**Action item**
Lines holding the string "person" are the ones to copy; find them all in the data.
--- Recorded information Enclosed Below ---
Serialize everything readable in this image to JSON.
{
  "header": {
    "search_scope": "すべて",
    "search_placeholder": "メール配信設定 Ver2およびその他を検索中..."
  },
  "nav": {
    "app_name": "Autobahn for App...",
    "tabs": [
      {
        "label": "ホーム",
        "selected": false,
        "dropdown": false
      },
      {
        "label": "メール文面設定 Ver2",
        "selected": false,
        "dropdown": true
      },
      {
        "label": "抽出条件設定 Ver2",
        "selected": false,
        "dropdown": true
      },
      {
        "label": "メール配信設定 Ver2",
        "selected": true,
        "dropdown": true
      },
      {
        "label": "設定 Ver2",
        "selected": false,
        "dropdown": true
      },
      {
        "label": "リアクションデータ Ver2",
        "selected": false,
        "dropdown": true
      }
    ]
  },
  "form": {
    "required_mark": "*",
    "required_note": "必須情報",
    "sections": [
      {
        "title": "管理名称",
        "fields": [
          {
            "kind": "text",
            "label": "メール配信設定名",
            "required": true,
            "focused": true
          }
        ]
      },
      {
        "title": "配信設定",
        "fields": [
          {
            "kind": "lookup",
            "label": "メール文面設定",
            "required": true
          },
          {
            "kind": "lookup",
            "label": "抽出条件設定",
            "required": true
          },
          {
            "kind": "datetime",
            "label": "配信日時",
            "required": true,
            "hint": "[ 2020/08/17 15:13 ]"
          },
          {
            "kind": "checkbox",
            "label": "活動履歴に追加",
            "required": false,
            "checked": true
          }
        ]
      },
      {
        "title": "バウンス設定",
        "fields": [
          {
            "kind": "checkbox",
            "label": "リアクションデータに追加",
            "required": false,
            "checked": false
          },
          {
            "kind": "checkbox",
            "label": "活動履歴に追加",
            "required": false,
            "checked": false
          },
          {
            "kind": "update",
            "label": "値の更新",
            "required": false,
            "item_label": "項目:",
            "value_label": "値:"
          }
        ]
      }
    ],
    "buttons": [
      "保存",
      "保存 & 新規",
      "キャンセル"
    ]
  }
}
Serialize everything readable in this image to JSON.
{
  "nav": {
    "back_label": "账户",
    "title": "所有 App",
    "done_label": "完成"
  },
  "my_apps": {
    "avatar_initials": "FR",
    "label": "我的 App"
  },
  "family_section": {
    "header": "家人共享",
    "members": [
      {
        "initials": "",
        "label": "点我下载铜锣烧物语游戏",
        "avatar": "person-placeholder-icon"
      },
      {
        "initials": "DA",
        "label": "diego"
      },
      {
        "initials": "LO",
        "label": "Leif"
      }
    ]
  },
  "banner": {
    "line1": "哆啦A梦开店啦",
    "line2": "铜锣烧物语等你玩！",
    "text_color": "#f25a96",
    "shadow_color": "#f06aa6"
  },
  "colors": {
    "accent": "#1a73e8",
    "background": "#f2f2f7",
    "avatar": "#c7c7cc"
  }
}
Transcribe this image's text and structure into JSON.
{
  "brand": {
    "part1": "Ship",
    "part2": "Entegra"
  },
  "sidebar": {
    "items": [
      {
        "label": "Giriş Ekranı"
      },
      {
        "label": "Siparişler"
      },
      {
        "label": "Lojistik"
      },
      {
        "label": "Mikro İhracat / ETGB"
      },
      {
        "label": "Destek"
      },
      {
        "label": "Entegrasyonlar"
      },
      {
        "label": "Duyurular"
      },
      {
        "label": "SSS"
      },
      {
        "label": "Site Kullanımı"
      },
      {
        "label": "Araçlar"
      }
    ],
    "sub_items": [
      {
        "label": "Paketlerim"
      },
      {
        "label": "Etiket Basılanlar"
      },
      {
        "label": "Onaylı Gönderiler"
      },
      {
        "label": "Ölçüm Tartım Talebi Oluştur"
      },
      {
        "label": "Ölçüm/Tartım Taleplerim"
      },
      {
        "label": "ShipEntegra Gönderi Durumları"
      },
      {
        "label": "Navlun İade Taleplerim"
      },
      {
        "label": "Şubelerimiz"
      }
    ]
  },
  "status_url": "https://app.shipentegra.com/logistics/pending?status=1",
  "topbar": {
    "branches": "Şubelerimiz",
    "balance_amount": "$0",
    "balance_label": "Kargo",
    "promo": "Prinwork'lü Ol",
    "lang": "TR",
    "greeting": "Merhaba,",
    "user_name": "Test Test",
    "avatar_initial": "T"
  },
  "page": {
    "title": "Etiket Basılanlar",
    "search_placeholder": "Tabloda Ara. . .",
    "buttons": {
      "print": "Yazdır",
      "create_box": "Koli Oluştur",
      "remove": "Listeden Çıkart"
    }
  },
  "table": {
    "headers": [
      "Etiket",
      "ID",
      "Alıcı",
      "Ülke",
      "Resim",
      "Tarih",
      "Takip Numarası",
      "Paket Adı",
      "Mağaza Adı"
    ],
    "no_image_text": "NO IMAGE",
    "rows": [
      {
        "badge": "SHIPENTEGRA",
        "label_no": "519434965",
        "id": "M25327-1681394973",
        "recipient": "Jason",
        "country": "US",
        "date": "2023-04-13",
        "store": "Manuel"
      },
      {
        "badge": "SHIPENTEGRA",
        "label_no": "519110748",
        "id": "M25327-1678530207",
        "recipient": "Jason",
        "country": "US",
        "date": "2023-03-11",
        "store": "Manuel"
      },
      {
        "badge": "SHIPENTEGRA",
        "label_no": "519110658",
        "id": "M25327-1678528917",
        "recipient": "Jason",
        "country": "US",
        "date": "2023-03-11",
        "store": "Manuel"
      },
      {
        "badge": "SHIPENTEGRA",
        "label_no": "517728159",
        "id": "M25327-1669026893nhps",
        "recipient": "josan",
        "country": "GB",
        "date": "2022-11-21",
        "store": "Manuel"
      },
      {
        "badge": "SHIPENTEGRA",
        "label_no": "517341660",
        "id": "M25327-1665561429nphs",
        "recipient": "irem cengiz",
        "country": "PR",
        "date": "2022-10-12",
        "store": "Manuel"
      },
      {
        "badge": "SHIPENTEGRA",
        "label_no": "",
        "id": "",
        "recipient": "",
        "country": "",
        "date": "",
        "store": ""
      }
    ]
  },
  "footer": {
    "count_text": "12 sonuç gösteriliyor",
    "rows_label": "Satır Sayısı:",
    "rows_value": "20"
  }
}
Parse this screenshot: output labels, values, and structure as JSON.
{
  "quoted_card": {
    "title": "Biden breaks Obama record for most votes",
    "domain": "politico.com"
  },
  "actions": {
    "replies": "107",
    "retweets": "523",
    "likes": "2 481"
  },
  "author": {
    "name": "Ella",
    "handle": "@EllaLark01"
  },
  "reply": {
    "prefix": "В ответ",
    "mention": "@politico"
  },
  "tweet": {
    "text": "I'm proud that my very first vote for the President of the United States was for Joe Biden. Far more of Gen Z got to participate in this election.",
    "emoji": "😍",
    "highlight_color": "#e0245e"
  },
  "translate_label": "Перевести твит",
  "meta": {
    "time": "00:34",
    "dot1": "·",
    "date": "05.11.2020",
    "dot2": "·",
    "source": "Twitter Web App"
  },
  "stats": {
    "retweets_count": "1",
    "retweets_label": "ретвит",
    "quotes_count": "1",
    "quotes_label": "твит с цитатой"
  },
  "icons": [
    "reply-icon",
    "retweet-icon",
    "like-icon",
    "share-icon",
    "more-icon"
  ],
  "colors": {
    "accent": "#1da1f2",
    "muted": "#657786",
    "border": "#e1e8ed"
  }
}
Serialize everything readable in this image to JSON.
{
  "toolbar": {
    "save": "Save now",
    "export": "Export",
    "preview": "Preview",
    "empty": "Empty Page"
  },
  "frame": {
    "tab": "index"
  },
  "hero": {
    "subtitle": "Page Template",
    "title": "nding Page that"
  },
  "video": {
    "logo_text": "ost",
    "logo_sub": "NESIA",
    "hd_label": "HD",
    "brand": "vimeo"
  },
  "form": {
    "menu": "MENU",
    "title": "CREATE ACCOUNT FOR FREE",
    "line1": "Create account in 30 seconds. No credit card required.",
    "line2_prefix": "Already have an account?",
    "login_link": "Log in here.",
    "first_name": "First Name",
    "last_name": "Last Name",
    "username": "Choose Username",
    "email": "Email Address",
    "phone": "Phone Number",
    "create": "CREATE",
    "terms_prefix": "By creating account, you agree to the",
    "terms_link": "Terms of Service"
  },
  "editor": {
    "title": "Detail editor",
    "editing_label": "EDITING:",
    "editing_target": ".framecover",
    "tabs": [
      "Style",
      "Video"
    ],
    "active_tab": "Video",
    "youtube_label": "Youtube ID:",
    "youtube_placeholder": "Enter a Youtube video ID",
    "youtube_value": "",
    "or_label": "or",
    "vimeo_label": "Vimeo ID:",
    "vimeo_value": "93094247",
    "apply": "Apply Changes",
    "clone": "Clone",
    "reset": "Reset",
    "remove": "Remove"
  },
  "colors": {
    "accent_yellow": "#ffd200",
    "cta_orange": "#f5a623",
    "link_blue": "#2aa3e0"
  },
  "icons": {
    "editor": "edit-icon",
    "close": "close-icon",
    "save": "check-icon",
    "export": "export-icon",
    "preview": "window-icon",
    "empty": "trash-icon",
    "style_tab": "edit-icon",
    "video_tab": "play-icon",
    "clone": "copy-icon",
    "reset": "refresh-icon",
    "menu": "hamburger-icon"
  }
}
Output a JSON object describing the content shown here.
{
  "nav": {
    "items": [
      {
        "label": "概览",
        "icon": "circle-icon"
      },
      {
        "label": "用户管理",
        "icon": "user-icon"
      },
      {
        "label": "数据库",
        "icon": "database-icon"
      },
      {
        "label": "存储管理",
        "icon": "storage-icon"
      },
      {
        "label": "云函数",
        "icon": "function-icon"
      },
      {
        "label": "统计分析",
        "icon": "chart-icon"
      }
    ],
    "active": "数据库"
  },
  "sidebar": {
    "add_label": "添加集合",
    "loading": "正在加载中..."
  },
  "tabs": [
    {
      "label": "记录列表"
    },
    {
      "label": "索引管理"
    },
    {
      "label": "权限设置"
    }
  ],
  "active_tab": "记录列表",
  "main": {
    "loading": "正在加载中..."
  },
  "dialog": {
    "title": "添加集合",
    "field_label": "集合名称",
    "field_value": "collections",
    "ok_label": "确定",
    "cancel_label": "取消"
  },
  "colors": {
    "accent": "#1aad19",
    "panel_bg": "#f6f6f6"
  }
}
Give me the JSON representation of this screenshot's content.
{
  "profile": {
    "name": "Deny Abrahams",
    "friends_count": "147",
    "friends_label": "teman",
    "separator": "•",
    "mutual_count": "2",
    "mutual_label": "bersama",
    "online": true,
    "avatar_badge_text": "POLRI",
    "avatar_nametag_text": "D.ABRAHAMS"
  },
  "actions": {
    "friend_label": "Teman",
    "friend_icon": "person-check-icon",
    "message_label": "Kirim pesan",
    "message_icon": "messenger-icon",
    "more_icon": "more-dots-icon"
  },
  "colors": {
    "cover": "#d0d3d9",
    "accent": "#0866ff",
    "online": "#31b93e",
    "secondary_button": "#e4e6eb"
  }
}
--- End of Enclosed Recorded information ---
**Written response**
        "avatar": "person-placeholder-icon"
    "friend_icon": "person-check-icon",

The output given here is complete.